• _Problem details_
Find every line below that contains the word "title" and copy it out.

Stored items
☆ ☆ ☆ ☆ ☆
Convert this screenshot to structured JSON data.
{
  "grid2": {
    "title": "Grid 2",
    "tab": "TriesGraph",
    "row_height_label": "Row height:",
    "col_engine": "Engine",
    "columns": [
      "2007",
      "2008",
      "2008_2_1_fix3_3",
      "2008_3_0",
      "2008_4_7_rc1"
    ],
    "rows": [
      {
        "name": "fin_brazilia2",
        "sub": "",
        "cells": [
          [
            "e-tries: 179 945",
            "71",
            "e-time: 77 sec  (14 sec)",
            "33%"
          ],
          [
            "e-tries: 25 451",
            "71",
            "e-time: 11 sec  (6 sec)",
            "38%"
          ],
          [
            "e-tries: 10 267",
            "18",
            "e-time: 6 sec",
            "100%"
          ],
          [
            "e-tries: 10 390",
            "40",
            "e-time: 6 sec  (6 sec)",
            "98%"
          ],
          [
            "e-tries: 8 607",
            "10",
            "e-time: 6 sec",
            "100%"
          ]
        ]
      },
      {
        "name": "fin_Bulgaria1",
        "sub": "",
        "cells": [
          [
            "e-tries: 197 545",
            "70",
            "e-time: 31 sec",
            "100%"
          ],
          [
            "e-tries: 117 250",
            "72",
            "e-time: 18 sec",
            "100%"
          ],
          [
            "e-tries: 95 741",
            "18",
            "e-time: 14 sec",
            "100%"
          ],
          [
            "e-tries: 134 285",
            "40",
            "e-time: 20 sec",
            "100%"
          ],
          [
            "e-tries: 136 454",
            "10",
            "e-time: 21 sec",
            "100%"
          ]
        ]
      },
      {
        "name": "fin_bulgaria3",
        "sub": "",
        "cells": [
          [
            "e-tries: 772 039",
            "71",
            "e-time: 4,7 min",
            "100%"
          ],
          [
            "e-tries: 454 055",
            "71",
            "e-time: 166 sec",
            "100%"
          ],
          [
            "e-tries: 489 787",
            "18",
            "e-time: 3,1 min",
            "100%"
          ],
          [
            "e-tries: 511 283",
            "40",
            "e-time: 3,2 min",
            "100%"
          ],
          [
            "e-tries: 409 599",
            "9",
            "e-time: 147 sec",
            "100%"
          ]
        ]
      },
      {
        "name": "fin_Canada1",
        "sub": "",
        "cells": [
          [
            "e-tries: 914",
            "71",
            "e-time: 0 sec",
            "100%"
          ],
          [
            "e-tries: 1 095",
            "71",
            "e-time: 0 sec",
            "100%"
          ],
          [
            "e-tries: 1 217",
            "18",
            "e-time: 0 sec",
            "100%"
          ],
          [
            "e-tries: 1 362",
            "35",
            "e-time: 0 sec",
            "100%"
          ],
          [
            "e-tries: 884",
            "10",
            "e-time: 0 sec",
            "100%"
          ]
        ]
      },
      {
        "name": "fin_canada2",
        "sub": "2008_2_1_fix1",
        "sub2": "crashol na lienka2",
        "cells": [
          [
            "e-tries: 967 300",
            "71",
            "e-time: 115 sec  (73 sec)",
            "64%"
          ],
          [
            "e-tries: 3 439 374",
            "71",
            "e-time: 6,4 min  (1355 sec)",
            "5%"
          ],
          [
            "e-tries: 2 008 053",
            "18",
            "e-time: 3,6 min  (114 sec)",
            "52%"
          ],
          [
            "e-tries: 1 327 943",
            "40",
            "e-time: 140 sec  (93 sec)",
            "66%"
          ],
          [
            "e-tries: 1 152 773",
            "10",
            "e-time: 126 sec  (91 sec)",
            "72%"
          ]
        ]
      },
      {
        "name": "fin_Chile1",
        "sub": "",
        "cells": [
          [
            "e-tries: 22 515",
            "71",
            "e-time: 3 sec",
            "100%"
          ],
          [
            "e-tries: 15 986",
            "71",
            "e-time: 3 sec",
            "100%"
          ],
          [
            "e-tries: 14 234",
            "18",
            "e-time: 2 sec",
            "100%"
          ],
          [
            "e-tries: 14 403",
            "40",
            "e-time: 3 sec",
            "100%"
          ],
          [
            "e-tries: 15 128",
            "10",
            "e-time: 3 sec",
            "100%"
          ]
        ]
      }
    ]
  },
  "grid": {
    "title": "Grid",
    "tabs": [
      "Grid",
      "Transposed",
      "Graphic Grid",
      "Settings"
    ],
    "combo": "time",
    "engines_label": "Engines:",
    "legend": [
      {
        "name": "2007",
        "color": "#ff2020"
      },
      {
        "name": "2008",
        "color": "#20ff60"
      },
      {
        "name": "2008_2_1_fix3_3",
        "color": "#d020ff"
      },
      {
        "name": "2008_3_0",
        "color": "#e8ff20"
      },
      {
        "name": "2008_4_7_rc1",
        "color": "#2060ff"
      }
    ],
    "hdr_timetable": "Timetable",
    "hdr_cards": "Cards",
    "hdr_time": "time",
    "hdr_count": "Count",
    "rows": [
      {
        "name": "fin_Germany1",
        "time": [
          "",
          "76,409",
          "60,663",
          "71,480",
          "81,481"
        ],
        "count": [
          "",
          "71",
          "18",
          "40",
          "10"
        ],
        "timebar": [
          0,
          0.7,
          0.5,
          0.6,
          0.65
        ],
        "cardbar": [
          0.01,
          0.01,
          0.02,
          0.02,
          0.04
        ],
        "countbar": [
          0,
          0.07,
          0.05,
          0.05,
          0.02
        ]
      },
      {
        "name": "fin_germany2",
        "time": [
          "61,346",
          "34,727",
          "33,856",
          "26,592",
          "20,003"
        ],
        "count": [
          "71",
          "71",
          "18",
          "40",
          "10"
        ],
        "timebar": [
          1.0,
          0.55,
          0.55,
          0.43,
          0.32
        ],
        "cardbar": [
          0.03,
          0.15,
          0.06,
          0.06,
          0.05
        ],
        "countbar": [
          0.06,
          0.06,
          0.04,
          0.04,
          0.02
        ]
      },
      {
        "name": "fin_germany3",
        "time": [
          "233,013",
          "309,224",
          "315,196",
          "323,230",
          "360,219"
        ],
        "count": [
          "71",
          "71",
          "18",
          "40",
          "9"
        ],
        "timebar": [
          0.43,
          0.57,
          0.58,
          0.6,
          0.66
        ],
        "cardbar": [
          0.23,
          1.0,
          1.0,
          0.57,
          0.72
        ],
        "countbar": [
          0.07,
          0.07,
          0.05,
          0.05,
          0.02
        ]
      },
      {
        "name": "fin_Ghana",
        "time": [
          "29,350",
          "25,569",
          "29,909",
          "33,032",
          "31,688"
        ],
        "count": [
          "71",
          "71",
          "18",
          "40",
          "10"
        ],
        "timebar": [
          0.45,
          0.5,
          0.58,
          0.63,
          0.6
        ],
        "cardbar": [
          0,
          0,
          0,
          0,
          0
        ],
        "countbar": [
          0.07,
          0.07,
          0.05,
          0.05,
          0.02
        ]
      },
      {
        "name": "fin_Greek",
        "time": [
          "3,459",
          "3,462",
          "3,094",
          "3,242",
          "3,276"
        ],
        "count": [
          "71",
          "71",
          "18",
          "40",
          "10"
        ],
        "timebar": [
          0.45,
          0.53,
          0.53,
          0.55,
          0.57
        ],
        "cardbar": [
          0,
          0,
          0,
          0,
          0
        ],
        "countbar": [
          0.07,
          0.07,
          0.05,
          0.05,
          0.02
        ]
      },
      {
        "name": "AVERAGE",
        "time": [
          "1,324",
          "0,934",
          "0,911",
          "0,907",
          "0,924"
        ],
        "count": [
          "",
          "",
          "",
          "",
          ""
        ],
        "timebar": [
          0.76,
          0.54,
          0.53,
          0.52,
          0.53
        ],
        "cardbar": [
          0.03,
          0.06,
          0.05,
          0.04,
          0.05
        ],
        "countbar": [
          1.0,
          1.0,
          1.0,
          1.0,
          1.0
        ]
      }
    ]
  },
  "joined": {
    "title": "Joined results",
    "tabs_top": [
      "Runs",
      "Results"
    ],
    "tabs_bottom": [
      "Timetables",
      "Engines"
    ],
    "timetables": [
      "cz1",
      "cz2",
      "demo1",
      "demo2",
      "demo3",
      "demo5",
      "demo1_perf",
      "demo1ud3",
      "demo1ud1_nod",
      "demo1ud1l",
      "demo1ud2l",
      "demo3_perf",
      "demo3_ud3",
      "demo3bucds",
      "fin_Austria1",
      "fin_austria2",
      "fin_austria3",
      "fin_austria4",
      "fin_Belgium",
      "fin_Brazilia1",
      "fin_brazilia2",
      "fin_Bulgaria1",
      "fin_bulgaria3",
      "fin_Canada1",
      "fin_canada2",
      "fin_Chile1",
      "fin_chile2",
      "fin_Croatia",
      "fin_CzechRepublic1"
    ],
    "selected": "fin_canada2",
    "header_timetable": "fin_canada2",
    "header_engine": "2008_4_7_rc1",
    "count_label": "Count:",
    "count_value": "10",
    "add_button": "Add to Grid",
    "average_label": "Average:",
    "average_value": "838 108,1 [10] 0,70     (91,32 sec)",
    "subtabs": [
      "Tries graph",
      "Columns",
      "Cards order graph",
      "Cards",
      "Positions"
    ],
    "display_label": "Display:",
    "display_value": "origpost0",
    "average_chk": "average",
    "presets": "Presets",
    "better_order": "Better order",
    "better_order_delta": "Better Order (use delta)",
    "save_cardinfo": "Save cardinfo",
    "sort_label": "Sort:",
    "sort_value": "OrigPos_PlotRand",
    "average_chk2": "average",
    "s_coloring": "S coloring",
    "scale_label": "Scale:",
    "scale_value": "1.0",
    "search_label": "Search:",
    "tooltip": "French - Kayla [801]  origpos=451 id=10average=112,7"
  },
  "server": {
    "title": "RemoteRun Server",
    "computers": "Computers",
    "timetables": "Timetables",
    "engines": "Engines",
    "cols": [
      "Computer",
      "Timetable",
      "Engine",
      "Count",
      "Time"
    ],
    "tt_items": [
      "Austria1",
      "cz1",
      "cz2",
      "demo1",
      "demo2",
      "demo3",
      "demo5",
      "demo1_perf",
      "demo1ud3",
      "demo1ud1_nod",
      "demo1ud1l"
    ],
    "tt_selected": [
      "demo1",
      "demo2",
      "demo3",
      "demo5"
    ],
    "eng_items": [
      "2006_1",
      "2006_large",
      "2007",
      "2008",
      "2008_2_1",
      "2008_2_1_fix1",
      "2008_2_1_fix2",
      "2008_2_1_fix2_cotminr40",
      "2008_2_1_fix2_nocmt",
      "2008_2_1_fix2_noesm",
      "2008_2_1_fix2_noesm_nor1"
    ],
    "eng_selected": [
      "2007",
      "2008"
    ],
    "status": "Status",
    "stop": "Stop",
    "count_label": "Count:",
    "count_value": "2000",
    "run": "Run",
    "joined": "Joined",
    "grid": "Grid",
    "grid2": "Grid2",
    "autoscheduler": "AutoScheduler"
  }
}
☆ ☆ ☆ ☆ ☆
• _Answer to the exercise_
    "title": "Grid 2",
    "title": "Grid",
    "title": "Joined results",
    "title": "RemoteRun Server",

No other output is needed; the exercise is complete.